What the exercise asks:
All of the data, word for word and free of pictures, is the expected result.

(Beginning of Task material)

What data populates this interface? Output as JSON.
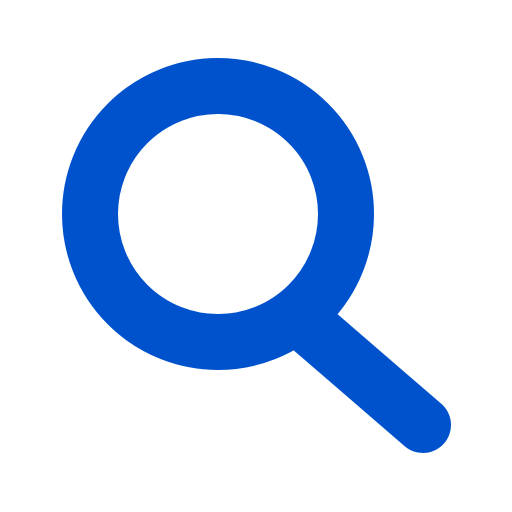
{
  "icon": {
    "name": "search-icon",
    "color": "#0052CC",
    "background": "#FFFFFF"
  }
}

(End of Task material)

Final answer:
What data populates this interface? Output as JSON.
{
  "icon": {
    "name": "search-icon",
    "color": "#0052CC",
    "background": "#FFFFFF"
  }
}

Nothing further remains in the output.